» **Exercise instructions**
Would you copy out each line of the records below that includes the word "JSON"?

———

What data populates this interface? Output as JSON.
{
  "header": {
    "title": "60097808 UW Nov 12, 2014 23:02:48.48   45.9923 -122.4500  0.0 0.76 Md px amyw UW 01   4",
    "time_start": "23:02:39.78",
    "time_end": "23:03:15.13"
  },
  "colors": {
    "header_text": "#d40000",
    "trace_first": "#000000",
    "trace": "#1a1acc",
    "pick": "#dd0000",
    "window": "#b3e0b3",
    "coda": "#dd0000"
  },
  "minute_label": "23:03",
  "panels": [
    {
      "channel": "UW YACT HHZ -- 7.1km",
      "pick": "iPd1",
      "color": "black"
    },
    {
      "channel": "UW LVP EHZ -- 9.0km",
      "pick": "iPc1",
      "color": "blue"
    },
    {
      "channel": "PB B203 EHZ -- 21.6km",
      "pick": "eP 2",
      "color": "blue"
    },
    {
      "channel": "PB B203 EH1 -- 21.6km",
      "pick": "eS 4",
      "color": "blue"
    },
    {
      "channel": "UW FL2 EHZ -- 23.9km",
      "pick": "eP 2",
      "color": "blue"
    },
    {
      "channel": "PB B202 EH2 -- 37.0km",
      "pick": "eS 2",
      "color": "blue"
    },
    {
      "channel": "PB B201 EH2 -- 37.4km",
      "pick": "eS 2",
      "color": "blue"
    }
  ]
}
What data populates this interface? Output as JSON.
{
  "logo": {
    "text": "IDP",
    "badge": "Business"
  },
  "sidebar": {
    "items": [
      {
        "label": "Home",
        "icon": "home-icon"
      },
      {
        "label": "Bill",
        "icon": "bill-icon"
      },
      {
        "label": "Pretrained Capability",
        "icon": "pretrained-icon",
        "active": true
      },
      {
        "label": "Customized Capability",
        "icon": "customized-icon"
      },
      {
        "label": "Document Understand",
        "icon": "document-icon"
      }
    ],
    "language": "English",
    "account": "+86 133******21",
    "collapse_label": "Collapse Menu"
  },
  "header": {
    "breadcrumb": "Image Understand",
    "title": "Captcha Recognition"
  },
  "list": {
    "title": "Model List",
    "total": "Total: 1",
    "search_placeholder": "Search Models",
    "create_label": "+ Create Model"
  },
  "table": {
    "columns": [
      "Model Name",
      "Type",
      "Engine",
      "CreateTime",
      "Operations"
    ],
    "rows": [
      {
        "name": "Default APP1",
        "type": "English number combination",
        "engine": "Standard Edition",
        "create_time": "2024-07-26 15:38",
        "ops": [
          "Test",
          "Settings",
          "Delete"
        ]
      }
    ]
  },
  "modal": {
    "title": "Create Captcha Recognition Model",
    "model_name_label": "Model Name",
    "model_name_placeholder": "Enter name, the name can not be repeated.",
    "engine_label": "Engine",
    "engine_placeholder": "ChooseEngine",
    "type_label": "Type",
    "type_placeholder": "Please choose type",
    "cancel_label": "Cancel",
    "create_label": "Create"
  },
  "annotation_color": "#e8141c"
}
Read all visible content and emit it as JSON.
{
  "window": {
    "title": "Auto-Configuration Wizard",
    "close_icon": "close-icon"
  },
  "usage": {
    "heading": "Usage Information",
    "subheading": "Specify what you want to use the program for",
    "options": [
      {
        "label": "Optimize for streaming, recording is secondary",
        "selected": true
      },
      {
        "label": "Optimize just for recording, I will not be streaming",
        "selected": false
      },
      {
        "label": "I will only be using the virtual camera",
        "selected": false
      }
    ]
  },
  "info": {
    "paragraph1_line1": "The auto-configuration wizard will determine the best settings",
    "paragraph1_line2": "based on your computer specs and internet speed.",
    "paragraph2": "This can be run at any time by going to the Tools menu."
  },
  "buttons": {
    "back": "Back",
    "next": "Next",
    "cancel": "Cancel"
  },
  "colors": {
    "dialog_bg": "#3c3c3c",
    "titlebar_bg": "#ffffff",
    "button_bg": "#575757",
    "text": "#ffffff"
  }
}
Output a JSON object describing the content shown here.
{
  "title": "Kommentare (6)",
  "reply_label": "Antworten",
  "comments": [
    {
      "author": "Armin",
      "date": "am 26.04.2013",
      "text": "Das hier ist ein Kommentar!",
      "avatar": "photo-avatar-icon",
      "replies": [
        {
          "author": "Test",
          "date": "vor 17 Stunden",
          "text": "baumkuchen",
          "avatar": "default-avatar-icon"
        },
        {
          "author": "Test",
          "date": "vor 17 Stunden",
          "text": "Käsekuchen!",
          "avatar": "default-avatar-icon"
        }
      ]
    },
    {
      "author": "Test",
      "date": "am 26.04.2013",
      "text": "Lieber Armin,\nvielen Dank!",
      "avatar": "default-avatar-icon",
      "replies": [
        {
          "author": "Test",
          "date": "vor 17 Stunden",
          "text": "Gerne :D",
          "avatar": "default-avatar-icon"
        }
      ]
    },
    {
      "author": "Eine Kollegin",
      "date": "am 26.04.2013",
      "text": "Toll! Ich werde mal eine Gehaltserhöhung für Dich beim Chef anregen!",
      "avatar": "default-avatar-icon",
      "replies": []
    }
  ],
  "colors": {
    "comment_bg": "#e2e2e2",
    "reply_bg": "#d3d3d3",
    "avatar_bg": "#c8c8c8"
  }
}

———

» **Task response**
What data populates this interface? Output as JSON.
What data populates this interface? Output as JSON.
Read all visible content and emit it as JSON.
Output a JSON object describing the content shown here.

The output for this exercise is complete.